• Problem statement:
In the entries below, how many lines hold the string "devices"? Give only the number.

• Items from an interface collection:
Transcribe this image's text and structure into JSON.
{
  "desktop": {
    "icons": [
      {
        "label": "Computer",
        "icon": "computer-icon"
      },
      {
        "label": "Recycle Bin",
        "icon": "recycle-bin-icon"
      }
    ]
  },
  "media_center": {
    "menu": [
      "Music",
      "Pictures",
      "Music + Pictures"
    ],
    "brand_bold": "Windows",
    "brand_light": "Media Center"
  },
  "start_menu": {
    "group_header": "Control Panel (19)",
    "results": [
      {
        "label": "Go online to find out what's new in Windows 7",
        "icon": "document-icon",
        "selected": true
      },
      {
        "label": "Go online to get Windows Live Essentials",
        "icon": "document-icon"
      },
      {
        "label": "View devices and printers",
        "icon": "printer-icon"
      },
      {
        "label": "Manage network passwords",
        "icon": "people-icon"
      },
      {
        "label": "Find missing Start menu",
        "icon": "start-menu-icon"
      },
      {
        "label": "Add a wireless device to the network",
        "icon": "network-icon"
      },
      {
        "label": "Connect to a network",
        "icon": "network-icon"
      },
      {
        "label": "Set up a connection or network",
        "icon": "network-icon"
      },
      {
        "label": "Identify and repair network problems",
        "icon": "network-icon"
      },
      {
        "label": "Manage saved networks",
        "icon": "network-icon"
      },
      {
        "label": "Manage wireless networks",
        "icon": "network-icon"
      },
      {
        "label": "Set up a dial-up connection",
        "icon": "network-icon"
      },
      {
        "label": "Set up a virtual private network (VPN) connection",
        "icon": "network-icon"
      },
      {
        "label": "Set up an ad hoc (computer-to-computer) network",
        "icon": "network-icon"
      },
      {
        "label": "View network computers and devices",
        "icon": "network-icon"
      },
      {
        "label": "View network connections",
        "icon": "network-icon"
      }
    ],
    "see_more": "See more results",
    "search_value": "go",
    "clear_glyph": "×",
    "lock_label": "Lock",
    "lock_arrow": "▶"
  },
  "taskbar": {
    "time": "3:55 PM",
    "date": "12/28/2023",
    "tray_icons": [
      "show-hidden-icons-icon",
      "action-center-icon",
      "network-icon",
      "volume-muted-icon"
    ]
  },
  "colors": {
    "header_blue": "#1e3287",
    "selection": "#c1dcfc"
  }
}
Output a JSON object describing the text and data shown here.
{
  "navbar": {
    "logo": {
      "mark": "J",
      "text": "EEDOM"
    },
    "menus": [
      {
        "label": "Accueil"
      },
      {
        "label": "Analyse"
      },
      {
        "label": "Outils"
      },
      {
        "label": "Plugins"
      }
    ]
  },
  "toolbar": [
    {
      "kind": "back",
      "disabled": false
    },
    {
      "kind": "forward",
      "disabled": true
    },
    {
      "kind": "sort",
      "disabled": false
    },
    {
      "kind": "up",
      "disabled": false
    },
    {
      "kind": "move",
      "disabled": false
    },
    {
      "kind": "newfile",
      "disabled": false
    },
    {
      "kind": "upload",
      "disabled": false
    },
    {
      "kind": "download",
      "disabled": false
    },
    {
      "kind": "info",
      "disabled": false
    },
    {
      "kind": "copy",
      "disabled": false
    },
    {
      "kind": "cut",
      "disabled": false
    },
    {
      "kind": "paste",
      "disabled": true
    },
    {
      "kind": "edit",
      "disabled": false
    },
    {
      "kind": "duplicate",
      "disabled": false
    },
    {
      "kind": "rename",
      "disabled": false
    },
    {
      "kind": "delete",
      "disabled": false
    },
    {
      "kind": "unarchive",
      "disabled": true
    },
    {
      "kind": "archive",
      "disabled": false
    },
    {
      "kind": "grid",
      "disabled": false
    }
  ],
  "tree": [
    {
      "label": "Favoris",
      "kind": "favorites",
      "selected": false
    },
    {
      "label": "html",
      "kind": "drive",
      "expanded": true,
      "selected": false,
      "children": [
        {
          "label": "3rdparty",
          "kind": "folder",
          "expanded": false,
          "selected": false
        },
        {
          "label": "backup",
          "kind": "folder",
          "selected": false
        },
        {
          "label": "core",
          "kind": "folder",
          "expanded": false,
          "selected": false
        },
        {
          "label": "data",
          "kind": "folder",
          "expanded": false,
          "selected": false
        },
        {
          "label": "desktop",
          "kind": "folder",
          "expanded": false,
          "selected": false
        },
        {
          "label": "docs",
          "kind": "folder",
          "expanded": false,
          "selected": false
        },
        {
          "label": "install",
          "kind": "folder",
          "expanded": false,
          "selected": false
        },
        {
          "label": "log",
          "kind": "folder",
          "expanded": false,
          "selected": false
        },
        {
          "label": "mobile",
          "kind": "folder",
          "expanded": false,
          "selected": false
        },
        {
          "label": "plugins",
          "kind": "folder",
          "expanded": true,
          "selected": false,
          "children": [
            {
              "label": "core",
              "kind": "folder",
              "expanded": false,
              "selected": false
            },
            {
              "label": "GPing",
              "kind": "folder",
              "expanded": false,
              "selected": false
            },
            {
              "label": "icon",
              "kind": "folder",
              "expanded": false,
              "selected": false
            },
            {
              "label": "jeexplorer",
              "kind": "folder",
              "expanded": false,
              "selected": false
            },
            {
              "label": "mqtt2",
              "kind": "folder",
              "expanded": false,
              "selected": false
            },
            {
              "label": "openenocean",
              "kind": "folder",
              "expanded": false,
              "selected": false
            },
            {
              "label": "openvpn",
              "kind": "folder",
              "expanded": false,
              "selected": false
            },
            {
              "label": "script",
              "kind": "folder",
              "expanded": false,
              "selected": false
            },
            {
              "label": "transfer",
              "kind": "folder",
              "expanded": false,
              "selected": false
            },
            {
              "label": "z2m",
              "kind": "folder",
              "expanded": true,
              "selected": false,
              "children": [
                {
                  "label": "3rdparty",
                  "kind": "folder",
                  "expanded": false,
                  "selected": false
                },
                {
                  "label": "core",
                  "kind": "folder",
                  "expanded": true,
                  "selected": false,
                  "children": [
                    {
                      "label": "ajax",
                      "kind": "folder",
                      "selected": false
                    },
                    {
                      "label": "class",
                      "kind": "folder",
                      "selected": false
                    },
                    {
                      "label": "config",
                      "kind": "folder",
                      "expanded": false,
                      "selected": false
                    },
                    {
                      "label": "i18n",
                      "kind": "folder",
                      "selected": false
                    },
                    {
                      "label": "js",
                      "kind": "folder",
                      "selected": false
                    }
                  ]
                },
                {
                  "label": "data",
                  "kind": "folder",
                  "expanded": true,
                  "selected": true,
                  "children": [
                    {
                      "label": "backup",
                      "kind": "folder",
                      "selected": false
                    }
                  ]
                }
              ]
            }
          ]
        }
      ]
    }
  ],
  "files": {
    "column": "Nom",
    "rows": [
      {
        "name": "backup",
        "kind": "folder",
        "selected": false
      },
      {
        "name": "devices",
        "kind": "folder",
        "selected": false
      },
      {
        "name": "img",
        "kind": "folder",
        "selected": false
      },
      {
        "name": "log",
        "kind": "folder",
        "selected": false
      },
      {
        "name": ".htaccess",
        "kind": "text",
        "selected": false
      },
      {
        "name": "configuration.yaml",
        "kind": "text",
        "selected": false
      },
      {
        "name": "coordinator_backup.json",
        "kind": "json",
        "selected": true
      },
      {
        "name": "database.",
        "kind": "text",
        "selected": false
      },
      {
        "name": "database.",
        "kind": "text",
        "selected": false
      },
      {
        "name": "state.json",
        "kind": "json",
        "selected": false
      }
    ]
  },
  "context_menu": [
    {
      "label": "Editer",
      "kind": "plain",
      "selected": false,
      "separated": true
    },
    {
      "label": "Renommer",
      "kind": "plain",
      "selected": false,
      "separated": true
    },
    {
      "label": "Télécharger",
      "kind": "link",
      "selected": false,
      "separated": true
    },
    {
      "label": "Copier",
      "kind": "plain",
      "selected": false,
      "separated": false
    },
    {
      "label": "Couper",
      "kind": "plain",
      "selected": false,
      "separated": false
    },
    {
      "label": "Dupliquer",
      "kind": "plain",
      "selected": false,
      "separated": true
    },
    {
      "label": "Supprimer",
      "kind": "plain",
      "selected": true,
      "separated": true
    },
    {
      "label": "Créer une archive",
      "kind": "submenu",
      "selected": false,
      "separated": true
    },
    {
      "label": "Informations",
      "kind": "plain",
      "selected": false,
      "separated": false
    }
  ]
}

• Answer box:
3